Burlington Businesses Anxious For Completion Of CityPlace Construction
As retailers gear up for the holiday season, one of Vermont’s best-known shopping districts finds itself with a massive hole: the site of the torn down Burlington mall.
For two years, the project has remained fenced off while facing numerous delays. While Brookfield Properties recently unveiled a scaled back plan – which many city officials praised as a step in the right direction – developers still have a long road ahead.
In the meantime, downtown businesses are anxious to see progress.
Chiuho Sampson owns A Single Pebble, an upscale Chinese restaurant that’s been a staple in downtown Burlington for years. Her business is also directly across from the infamous hole where the old mall, which spanned a whole block, was torn down.
Sampson said business slowed when demolition began in 2017, so she scaled back lunch hours. Things haven’t improved much in the two years since, and in July, she stopped serving lunch altogether and let go of a couple of employees.
On a recent weekday, she stood over a tub of rice and, with gloved hands, broke it up into individual grains to allow each piece to get coated in seasoning. As she did so, she said the pit outside of her restaurant was a bit dreary, but out of her hands.
“There’s not much I can do,” Sampson said. “I only can control the rice in front of me.”
Sampson estimates that she’s lost about 20% of her business. To make up for it, she got a food truck and said it’s helped keep the restaurant afloat. She’s determined to keep the doors open, for her sake and for her 40 employees.
“The people, they work for me for more than 15 years. I know their children, I know their family. I can’t easily just say, ‘You know what, we’re done,’” she said. “Maybe one day I’ll get to it, but we’re not there yet, I’m not there yet.”
After looking at a hole in the downtown for two years, Sampson and other businesses owners are eager to see it filled. Danielle Moon, a manager at the clothing store Stella Mae, said it’s time for progress.
“I would really love it if they would have a plan set in place, very shortly, and started to get it rolling, and that we have something in that space in the next year,” Moon said.
She might get her wish — if Brookfield can follow through.
At the end of October, Brookfield officials revealed a new, scaled-back CityPlace proposal. In this new iteration, the maximum height is reduced from 14 stories to 10 stories.
Aanen Olsen, a Brookfield Vice-President, told Burlington’s city council the development still includes a mix of retail and office space and now a 175-room hotel. The project is expected to have between 280 and 300 housing units, the same as the original plan.
More from VPR — A Timeline Of Burlington's CityPlace Project
“Our plan over the next two months is to kind of advance the design to a point where we can start the public approval process, we can negotiate with our tenants and, you know, try to be under construction next year,” Olsen said.
Olsen declined to share the cost of the project, but said previously secured financing was still in place.
City officials generally praised the new design and expressed cautious optimism that the project is back on track.

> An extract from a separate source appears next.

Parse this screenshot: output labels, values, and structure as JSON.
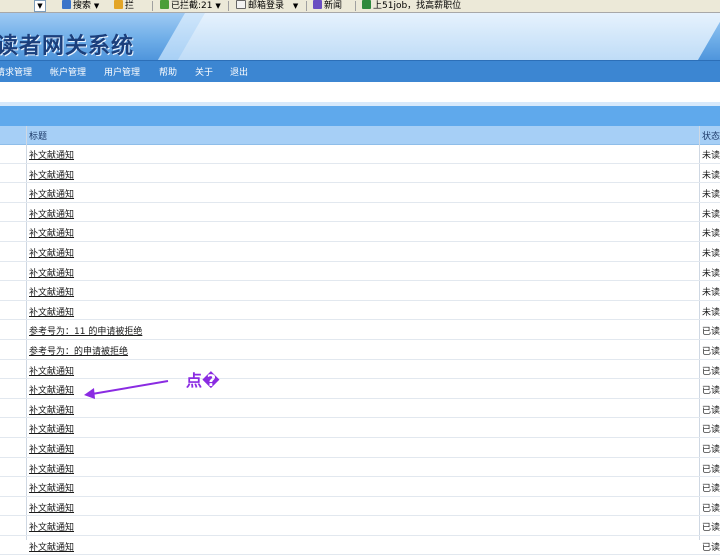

Even though CityPlace is still far from completion, Burlington Mayor Miro Weinberger said downtown businesses are doing well.
“We are at record highs or very near record highs with both our gross receipts and sales tax revenues,” Weinberger said. “And I say that to hammer home we’re full here on Church Street, the health of the downtown is strong.”
While the bottom line for businesses might be okay, the hole could be affecting the perception of the downtown according to Burlington Business Association Executive Director Kelly Devine.
“Even if it’s not affecting downtown business, and I don’t think it is, the indirect impact is that people perceive it, maybe, as a negative, or perceive it as a problem,” Devine said.
There are still a number of hurdles for Brookfield to clear before it can break ground. There are city permits to secure, a lawsuit to resolve, and a need to find retail and office tenants, including finalizing an agreement with the project’s anchor tenant: the University of Vermont Medical Center. The hospital is looking to rent space for 400 workers.
And this lingering uncertainty for an already-pushed back project makes some business owners wary.
Nowa Crosby owns Randolin Music, a small instrument store and repair shop. He’s worked downtown for more than 20 years at various music stores before opening his own. Crosby’s been struggling, and he blames it, in part, on the loss of parking due to the stalled mall redevelopment.
“You know, after four months of really bad sales, if I didn’t have the repairs, I would have been out of business,” he said.
It got so bad, he even took to fundraising online to stay open. At this point, Crosby, who’s also a Zen Buddish priest, has little patience left.
“I don’t know how I can survive,” he said. “How long is [it] going to be, before they finish? A year, or two years?”
Brookfield agreed to pay the city $122,000 to fund free parking during the holidays. But the company has yet to provide a start date for construction.